Population growth, industrialisation and urbanisation have continuously contributed to a significant increase in the demand for energy on a global scale. One of the consequences of this increase is the pressure exerted on traditional fossil resources such as coal, natural gas and oil which, in addition to being finite, also have very high extraction costs, contributing significantly to global climate change, since according to data from the European Union’s Directorate-General for Climate Action, fossil fuels will be responsible for over 75% of global emissions of greenhouse gases and almost 90% of all carbon dioxide emissions.
It is therefore crucial to reduce greenhouse gas emissions in order to mitigate the serious impacts of climate change confirmed by the scientific community. To achieve the goals set by the European Union (EU), namely, to reduce emissions by 55% by 2030, it is imperative to reduce dependence on fossil fuels and increasingly channel investment into alternative energy sources that are clean, economical, reliable, accessible and sustainable.
Around 80% of the world’s population live in countries highly dependent on imported fossil fuels, vulnerable and subject to geopolitical instabilities and crises that can quickly shake their foundations. Now that we have reached the third anniversary of the event that introduced us to a “new normal ” and still in the aftermath of the war in Ukraine, the impact of these two events on the unprecedented derailment of energy prices is there for all to see. If I may be so bold as to contradict the famous maxim of pandemic times, everything will not be alright unless we first aim to make things different, and it will be up to all decision-makers, individual and collective, to ensure that important conclusions and lessons for the future are drawn from these experiences.
Energy from renewable sources offers a means of reducing import dependency, allowing nations to diversify their economies and foster growth while safeguarding themselves from the unpredictability of fossil fuel prices. The International Renewable Energy Agency (IRENA) suggests that renewable energy could provide 65% of the world’s energy needs by 2030 also having the potential to contribute to around 90% of the decarbonisation of the energy sector by 2050. Energy production based on renewable sources is, in fact, the cheapest production solution in most of the world. According to data from the same agency, the price of renewable technologies has fallen sharply, with the cost of electricity produced from solar energy, for example, showing a drop of approximately 85% between 2010 and 2020, and 56% and 48% for onshore and offshore, wind in the same period. Although, according to the International Energy Agency (IEA), solar and wind energy costs are expected to remain higher than pre-pandemic levels in 2023, largely due to the general rise in commodity and maritime freight prices, their competitiveness is expected to progressively improve in the face of sharper increases in gas and coal prices.

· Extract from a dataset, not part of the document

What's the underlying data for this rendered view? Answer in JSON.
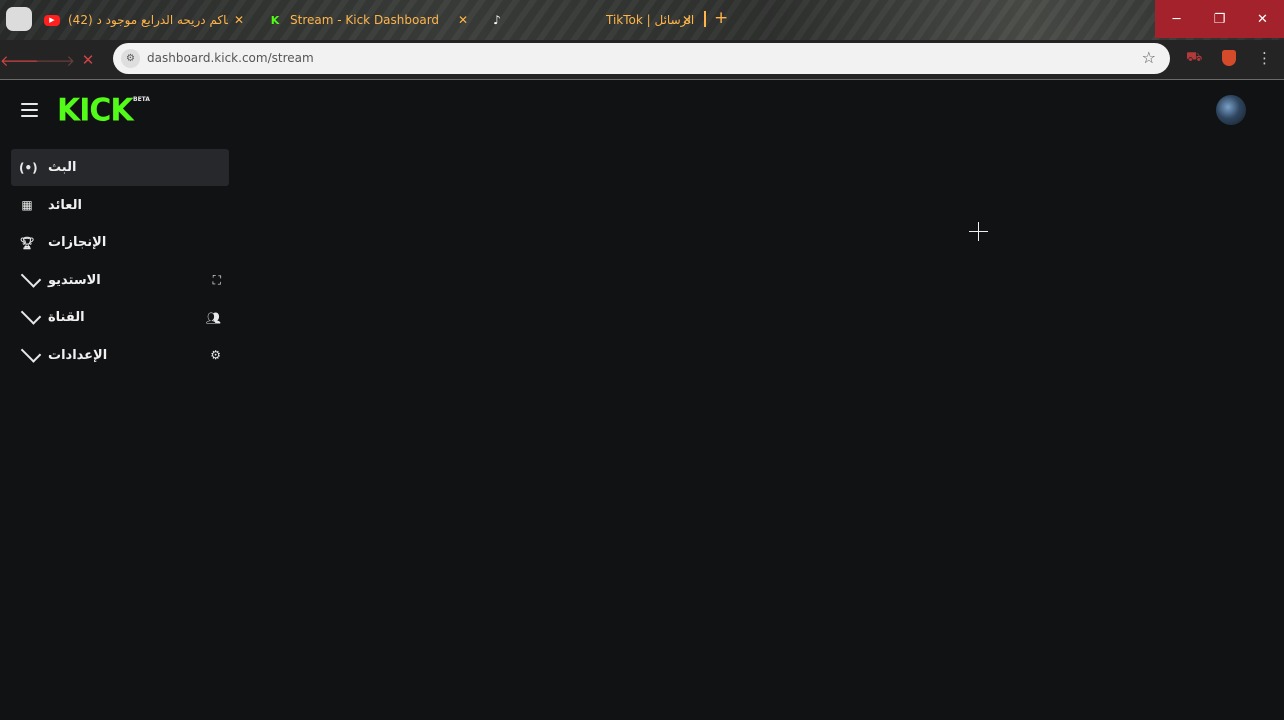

If in terms of compliance with the targets set by the EU the case in favour of renewables is clearly winning, from a strictly economic point of view the scenario is no different. According to IRENA data, the transition to renewable energy sources requires significantly lower investments in terms of infrastructure compared to the construction of new nuclear or coal plants, which require high capital costs associated with their construction, maintenance and operation. In a recent study on the energy transition and energy prices in Europe, the International Monetary Fund (IMF), also states that renewable energy production is associated with a significant reduction in electricity prices in the European wholesale market, with an average impact of 0.6% for each 1 percentage point increase in the share of renewable energy. According to this document, if the incorporation of renewable sources in electricity generation in Europe were to increase from the recorded average of 14% over the period 2014-2021 to 30%, there could be a decrease in the wholesale electricity price of around 9%, with the possibility of this figure easily rising to 20% if the incorporation of solar and wind power represents 50% of the energy mix.
However, an ungoverned increase in the incorporation of renewables could also lead to greater fluctuations in electricity generation, resulting in higher wholesale prices. It is therefore of the utmost importance for the health of the energy system that policymakers seek to implement measures that promote the modernisation and integration of electricity grids across Europe, directing investment towards reducing transmission line congestion and introducing solutions such as storage to minimise volatility and maximise the benefits associated with the transition to a more sustainable energy system.
Opinion article by José Campos e Sousa – Business Developer, published in Notícias ao Minuto on the 7th of April 2023.